18 of 20 people found the following review helpful
An unbiased, analytic yet devastating approach to theism,
This review is from: Arguing for Atheism: An Introduction to the Philosophy of Religion (Hardcover)

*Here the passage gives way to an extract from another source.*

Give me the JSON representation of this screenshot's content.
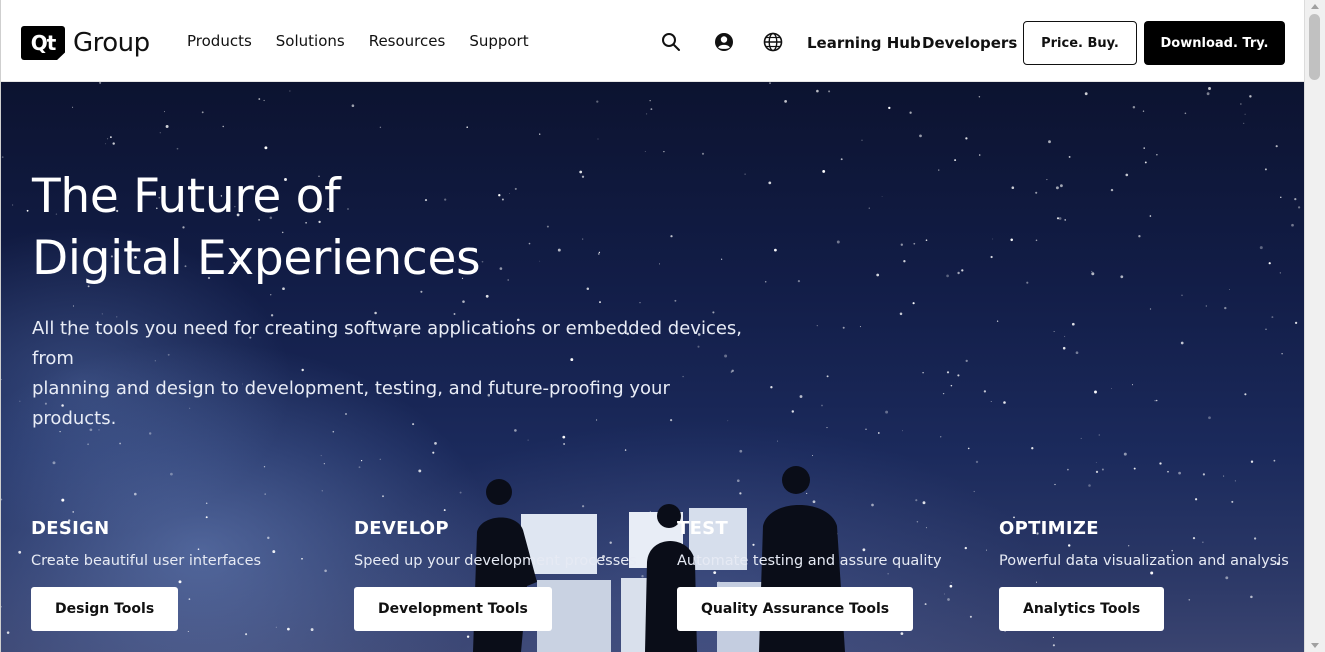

With the great knowledge about the philosophy of religion that the author has, he shows how to dissect generally accepted theistic doctrines and ways of thinking that will eventually lead to theism. This Senior Lecturer in Philosophy at the University of Leeds approaches all the common and basic theistic premises in a very reasonable way, thereby not immediately taking the stand of the atheist, but leaving theistic questions multi-answerable at first. Yet, after having viewed theistic premises with the eye of the honest philosopher, the only solution for such philosophical problems will turn out to be a non-theistic one. With some humour here and there, and with fair and honest arguments for atheism the book will refute theism in a way that treats theistic conceptions in a respectful way, even though theism eventually will seem to be non-true. Robin Le Poidevin will demonstrate a logical succession of strategies that will hollow out theism step by step. Every chapter is to be considered an outstanding, analytic step towards total disproval of theism. After having dissected and consequently refuted theism in all its forms 'the fair philosopher' offers the possibly disillusioned ex-theist a way to regain the feelings and emotions that came about when practicing religion. 'Religion without God' therefore, will be the last chapter, where Le Poidevin stresses the fact that God is a fiction, but one can also project one's religious needs onto other things. This last chapter will not appeal to the person who has been an atheist all of his life, but I find it important to mention this last chapter because it stresses Le Poidevin's integrous fashion of refuting atheism; fair, down-to-earth and without a biased attitude towards theism whilst refuting this particular perception of existence totally. When one reads the book one might be distracted by the elaborate methods of viewing a premise and later on refuting it. The examples and verbal illustrations might seem redundant, but every chapter has a summary in which this chapter's contence will be repeated more in a straight forward way. I read this book quite often; step by step. It is outstanding, very nice to read, and I consider it the best atheistic book that I have yet purchased, which was more than one year ago.